Data shown —
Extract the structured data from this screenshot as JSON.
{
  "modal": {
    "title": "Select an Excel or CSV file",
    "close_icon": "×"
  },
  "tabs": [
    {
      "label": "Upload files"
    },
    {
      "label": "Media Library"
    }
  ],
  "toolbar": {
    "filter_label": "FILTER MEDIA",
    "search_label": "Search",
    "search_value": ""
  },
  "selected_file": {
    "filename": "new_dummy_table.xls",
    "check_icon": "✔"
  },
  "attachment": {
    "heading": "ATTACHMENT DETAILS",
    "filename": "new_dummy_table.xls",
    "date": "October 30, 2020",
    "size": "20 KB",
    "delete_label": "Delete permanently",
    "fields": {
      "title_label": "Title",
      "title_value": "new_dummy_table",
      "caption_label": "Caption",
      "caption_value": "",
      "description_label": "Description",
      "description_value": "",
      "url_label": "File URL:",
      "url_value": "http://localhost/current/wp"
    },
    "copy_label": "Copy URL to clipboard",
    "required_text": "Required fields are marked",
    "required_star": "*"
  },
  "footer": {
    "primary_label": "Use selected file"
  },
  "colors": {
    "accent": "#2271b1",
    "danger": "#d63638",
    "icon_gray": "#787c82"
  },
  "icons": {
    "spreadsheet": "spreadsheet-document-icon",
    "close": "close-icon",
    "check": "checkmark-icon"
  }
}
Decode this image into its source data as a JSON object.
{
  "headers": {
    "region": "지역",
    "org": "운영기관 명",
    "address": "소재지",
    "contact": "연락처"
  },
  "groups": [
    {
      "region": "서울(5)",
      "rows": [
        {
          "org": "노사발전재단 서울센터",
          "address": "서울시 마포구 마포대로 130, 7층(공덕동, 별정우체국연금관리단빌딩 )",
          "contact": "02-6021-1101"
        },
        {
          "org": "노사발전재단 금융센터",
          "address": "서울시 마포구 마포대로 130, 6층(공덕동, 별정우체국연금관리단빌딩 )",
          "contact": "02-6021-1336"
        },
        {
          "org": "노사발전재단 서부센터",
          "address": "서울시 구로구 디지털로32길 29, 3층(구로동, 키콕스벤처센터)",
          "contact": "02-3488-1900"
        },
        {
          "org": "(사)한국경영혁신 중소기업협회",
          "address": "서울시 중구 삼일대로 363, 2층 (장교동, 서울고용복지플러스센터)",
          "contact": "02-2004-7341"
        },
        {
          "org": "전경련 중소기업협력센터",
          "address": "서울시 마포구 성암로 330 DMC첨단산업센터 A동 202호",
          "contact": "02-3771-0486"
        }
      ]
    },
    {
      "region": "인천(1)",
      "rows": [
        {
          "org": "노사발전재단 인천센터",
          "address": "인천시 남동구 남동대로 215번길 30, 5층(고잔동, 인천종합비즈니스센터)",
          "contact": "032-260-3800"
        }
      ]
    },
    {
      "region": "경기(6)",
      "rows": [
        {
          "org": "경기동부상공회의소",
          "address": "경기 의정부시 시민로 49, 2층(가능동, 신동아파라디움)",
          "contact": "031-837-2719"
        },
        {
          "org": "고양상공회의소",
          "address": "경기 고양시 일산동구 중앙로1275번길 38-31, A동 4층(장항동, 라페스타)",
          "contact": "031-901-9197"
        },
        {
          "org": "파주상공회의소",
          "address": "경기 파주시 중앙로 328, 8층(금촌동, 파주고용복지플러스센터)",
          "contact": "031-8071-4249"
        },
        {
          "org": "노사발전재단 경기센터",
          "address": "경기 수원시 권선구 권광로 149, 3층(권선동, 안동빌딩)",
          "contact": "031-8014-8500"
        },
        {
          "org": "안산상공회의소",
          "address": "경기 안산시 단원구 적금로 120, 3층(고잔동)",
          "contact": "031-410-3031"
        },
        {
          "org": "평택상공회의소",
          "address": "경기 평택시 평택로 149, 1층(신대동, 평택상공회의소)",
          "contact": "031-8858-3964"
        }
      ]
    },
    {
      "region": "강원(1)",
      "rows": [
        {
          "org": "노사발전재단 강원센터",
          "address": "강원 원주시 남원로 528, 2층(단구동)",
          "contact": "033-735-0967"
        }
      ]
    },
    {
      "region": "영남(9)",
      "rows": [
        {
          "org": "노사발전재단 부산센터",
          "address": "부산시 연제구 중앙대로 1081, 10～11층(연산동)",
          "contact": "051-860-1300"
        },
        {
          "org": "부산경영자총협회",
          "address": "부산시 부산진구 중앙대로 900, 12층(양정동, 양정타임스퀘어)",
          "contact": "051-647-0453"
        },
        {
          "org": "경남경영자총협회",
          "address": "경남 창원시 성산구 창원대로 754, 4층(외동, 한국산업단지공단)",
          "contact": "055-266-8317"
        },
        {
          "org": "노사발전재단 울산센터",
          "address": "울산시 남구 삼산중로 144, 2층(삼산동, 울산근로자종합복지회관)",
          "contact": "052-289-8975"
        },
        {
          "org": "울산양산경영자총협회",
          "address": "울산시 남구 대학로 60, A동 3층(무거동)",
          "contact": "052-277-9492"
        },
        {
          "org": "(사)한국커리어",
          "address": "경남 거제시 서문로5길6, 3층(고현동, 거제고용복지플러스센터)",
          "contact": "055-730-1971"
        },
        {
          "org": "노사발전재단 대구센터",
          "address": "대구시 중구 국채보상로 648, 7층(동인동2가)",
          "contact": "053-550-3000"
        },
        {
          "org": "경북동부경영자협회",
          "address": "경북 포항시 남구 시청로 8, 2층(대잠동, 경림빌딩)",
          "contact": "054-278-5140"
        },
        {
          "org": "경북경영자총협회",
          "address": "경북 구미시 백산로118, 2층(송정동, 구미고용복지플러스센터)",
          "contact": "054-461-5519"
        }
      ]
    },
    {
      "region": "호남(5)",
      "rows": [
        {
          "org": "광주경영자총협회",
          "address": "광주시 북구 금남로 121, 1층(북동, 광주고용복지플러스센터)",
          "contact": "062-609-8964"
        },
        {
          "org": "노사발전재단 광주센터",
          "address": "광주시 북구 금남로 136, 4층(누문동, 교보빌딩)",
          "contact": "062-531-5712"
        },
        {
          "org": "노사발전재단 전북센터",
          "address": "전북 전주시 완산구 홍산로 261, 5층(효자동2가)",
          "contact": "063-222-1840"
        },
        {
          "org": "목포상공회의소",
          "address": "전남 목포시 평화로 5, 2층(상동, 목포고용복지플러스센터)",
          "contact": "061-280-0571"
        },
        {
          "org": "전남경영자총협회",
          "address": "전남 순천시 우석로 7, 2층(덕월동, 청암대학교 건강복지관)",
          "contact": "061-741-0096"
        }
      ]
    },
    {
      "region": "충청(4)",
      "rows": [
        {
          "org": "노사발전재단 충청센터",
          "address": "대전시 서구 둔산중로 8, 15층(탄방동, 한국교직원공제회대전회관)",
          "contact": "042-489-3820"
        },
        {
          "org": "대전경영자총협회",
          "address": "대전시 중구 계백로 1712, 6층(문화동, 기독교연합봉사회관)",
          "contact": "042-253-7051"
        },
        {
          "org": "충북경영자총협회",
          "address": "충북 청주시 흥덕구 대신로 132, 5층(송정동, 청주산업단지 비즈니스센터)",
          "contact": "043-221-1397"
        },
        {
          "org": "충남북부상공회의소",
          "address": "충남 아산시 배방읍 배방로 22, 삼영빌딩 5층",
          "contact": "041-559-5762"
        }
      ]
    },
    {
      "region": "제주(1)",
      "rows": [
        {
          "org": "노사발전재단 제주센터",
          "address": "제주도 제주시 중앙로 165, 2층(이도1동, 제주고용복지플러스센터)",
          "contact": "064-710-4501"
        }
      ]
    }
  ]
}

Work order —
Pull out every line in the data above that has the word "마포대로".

Solution for this task —
          "address": "서울시 마포구 마포대로 130, 7층(공덕동, 별정우체국연금관리단빌딩 )",
          "address": "서울시 마포구 마포대로 130, 6층(공덕동, 별정우체국연금관리단빌딩 )",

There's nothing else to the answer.